--- Extracted entries ---
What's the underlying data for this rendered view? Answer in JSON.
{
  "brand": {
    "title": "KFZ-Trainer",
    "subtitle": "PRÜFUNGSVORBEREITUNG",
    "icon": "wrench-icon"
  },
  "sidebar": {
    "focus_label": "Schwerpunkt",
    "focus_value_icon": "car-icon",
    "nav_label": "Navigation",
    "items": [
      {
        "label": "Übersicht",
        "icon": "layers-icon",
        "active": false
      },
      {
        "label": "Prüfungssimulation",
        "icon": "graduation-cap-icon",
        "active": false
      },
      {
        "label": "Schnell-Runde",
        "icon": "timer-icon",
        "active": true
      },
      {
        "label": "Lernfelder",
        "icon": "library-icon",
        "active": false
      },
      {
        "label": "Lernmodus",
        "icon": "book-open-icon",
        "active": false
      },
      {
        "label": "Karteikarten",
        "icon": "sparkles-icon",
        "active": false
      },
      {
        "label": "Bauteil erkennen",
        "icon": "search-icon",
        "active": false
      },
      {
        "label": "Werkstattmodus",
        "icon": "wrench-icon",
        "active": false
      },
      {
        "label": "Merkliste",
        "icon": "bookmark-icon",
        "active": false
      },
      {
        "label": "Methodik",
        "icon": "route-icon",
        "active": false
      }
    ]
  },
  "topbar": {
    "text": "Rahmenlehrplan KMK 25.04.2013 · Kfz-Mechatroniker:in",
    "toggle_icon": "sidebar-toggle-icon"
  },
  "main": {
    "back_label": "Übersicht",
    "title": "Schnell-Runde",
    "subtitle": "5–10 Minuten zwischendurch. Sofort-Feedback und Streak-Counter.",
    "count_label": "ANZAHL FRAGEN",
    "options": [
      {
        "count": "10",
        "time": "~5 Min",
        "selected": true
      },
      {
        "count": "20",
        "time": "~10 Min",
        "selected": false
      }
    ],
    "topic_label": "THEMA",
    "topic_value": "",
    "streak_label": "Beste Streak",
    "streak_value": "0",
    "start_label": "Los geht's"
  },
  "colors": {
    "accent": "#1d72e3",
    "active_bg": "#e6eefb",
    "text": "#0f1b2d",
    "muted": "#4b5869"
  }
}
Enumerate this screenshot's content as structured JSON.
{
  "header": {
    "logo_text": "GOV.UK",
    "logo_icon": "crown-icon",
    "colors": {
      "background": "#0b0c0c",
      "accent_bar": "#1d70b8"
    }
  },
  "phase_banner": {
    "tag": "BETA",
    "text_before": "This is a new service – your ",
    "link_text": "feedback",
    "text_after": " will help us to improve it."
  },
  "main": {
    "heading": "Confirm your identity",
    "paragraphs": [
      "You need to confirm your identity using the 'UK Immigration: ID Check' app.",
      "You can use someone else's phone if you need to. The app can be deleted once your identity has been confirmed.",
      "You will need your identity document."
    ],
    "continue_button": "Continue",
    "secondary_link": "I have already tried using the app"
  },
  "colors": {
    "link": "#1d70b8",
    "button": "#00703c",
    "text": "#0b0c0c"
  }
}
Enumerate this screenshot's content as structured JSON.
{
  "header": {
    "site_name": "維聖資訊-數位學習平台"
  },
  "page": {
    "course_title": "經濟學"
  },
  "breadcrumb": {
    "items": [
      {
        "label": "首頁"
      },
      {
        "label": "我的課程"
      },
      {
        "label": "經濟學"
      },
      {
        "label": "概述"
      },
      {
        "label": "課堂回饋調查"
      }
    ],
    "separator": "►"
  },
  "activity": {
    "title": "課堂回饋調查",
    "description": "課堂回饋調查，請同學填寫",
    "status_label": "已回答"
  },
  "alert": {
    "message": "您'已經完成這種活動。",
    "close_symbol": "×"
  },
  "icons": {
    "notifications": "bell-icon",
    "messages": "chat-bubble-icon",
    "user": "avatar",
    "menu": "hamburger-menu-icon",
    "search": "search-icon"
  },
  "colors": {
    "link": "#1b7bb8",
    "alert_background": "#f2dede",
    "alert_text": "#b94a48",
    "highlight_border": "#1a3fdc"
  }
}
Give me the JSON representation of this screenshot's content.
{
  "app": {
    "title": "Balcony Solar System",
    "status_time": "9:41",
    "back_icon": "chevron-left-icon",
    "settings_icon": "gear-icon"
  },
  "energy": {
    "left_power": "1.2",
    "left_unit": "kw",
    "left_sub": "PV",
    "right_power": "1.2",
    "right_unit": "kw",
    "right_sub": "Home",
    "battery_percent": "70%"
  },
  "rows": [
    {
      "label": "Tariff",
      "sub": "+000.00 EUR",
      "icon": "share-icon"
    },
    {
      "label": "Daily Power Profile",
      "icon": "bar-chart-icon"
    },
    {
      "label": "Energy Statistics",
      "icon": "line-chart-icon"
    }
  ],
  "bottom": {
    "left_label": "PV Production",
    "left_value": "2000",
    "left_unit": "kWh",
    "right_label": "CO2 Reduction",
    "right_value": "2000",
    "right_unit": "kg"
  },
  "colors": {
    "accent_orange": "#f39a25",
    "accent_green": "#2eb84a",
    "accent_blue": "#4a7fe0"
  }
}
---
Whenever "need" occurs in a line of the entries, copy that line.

      "You need to confirm your identity using the 'UK Immigration: ID Check' app.",
      "You can use someone else's phone if you need to. The app can be deleted once your identity has been confirmed.",
      "You will need your identity document."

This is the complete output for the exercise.